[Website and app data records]
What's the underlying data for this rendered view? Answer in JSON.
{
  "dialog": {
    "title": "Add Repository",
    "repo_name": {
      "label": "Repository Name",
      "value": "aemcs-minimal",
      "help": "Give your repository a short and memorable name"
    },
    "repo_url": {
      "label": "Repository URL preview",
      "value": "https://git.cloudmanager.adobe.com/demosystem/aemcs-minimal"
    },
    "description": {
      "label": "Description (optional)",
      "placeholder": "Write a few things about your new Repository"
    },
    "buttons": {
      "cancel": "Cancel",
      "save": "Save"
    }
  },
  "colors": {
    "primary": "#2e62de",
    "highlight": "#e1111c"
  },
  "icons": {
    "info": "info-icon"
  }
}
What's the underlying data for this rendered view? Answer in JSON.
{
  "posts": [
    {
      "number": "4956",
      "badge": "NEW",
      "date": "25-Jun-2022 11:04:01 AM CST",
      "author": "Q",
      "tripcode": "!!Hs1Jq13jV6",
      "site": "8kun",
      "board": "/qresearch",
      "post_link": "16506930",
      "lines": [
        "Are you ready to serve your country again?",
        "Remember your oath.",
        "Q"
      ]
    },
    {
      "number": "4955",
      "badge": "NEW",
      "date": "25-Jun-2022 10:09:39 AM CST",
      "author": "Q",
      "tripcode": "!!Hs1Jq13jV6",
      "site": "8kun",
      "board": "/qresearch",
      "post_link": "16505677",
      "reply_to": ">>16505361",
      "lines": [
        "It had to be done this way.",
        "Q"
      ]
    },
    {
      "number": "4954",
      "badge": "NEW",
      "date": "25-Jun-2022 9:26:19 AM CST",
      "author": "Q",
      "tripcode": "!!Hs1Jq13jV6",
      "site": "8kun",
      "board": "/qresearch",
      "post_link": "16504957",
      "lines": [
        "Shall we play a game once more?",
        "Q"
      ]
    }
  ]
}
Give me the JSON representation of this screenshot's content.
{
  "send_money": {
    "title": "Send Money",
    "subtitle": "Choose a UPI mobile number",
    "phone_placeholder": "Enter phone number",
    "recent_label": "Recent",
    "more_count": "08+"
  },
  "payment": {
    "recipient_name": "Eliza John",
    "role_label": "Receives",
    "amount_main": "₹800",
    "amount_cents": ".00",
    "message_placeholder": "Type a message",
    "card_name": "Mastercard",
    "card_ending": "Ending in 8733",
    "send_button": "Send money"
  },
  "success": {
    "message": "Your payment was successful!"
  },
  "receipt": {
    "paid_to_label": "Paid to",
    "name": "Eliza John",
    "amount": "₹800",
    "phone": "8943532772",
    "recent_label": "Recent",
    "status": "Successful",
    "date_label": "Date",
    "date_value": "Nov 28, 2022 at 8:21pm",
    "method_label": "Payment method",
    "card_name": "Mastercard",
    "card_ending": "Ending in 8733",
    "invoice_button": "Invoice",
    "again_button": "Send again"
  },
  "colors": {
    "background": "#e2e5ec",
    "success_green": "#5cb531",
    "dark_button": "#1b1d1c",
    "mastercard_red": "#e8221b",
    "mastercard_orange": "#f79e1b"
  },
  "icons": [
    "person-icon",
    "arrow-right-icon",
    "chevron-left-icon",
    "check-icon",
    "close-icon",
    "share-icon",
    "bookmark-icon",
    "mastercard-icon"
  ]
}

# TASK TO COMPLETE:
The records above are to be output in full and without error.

# REPLY TO THE TASK:
What's the underlying data for this rendered view? Answer in JSON.
{
  "dialog": {
    "title": "Add Repository",
    "repo_name": {
      "label": "Repository Name",
      "value": "aemcs-minimal",
      "help": "Give your repository a short and memorable name"
    },
    "repo_url": {
      "label": "Repository URL preview",
      "value": "https://git.cloudmanager.adobe.com/demosystem/aemcs-minimal"
    },
    "description": {
      "label": "Description (optional)",
      "placeholder": "Write a few things about your new Repository"
    },
    "buttons": {
      "cancel": "Cancel",
      "save": "Save"
    }
  },
  "colors": {
    "primary": "#2e62de",
    "highlight": "#e1111c"
  },
  "icons": {
    "info": "info-icon"
  }
}
What's the underlying data for this rendered view? Answer in JSON.
{
  "posts": [
    {
      "number": "4956",
      "badge": "NEW",
      "date": "25-Jun-2022 11:04:01 AM CST",
      "author": "Q",
      "tripcode": "!!Hs1Jq13jV6",
      "site": "8kun",
      "board": "/qresearch",
      "post_link": "16506930",
      "lines": [
        "Are you ready to serve your country again?",
        "Remember your oath.",
        "Q"
      ]
    },
    {
      "number": "4955",
      "badge": "NEW",
      "date": "25-Jun-2022 10:09:39 AM CST",
      "author": "Q",
      "tripcode": "!!Hs1Jq13jV6",
      "site": "8kun",
      "board": "/qresearch",
      "post_link": "16505677",
      "reply_to": ">>16505361",
      "lines": [
        "It had to be done this way.",
        "Q"
      ]
    },
    {
      "number": "4954",
      "badge": "NEW",
      "date": "25-Jun-2022 9:26:19 AM CST",
      "author": "Q",
      "tripcode": "!!Hs1Jq13jV6",
      "site": "8kun",
      "board": "/qresearch",
      "post_link": "16504957",
      "lines": [
        "Shall we play a game once more?",
        "Q"
      ]
    }
  ]
}
Give me the JSON representation of this screenshot's content.
{
  "send_money": {
    "title": "Send Money",
    "subtitle": "Choose a UPI mobile number",
    "phone_placeholder": "Enter phone number",
    "recent_label": "Recent",
    "more_count": "08+"
  },
  "payment": {
    "recipient_name": "Eliza John",
    "role_label": "Receives",
    "amount_main": "₹800",
    "amount_cents": ".00",
    "message_placeholder": "Type a message",
    "card_name": "Mastercard",
    "card_ending": "Ending in 8733",
    "send_button": "Send money"
  },
  "success": {
    "message": "Your payment was successful!"
  },
  "receipt": {
    "paid_to_label": "Paid to",
    "name": "Eliza John",
    "amount": "₹800",
    "phone": "8943532772",
    "recent_label": "Recent",
    "status": "Successful",
    "date_label": "Date",
    "date_value": "Nov 28, 2022 at 8:21pm",
    "method_label": "Payment method",
    "card_name": "Mastercard",
    "card_ending": "Ending in 8733",
    "invoice_button": "Invoice",
    "again_button": "Send again"
  },
  "colors": {
    "background": "#e2e5ec",
    "success_green": "#5cb531",
    "dark_button": "#1b1d1c",
    "mastercard_red": "#e8221b",
    "mastercard_orange": "#f79e1b"
  },
  "icons": [
    "person-icon",
    "arrow-right-icon",
    "chevron-left-icon",
    "check-icon",
    "close-icon",
    "share-icon",
    "bookmark-icon",
    "mastercard-icon"
  ]
}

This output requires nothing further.